--- RECORDS TO PROCESS Enclosed Below ---
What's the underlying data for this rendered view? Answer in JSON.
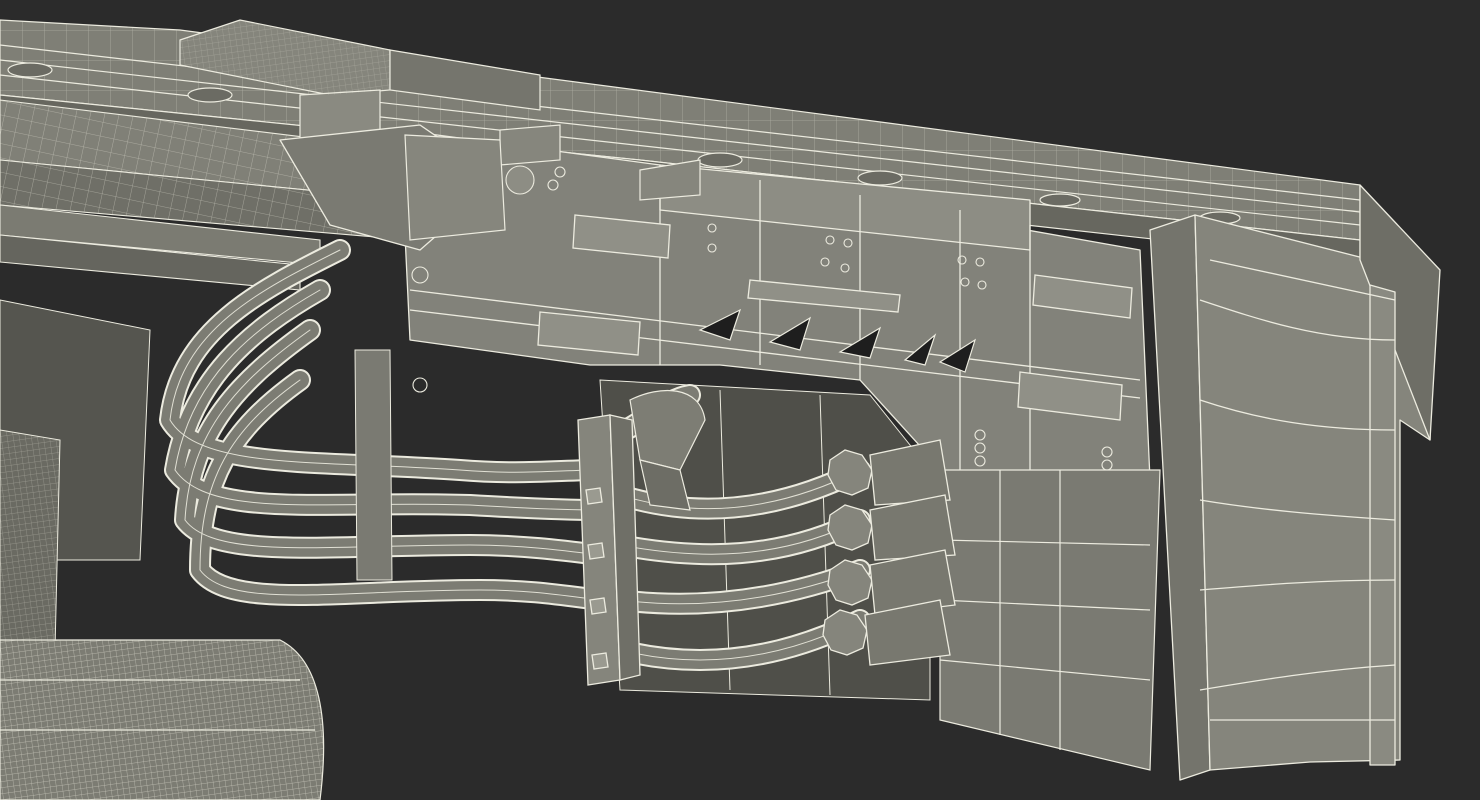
{
  "scene": {
    "background_color": "#2b2b2b",
    "mesh_fill_color": "#7c7c72",
    "mesh_fill_dark": "#66665d",
    "mesh_fill_light": "#8e8e84",
    "wire_color": "#ecebdf",
    "shadow_color": "#3c3c37"
  }
}
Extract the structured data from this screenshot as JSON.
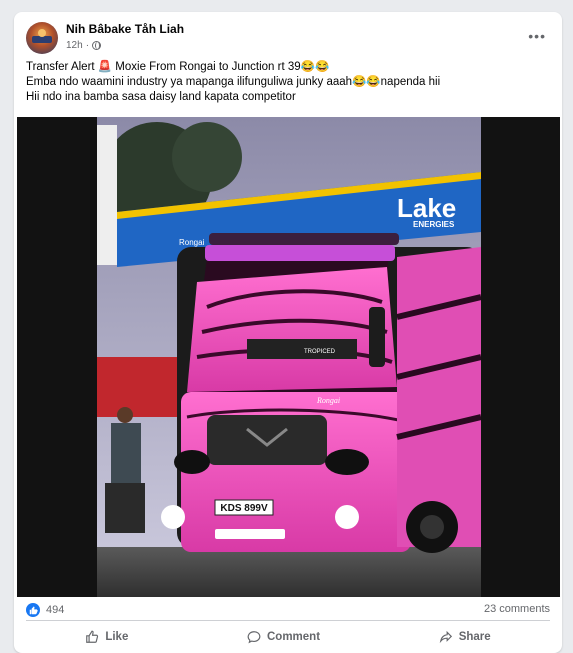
{
  "post": {
    "author": "Nih Bâbake Tåh Liah",
    "time": "12h",
    "more": "•••",
    "lines": [
      "Transfer Alert 🚨 Moxie From Rongai to Junction rt 39😂😂",
      "Emba ndo waamini industry ya mapanga ilifunguliwa junky aaah😂😂napenda hii",
      " Hii ndo ina bamba sasa daisy land kapata competitor"
    ]
  },
  "photo": {
    "sign_text": "Lake",
    "sign_sub": "ENERGIES",
    "plate": "KDS 899V",
    "script": "Rongai",
    "brand": "Rongai",
    "emblem": "TROPICED"
  },
  "engagement": {
    "likes": "494",
    "comments": "23 comments"
  },
  "actions": {
    "like": "Like",
    "comment": "Comment",
    "share": "Share"
  }
}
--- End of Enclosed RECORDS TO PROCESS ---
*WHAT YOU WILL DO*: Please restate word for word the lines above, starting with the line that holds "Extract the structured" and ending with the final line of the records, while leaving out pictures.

*OUTPUT OF THE TASK*:
Extract the structured data from this screenshot as JSON.
{
  "post": {
    "author": "Nih Bâbake Tåh Liah",
    "time": "12h",
    "more": "•••",
    "lines": [
      "Transfer Alert 🚨 Moxie From Rongai to Junction rt 39😂😂",
      "Emba ndo waamini industry ya mapanga ilifunguliwa junky aaah😂😂napenda hii",
      " Hii ndo ina bamba sasa daisy land kapata competitor"
    ]
  },
  "photo": {
    "sign_text": "Lake",
    "sign_sub": "ENERGIES",
    "plate": "KDS 899V",
    "script": "Rongai",
    "brand": "Rongai",
    "emblem": "TROPICED"
  },
  "engagement": {
    "likes": "494",
    "comments": "23 comments"
  },
  "actions": {
    "like": "Like",
    "comment": "Comment",
    "share": "Share"
  }
}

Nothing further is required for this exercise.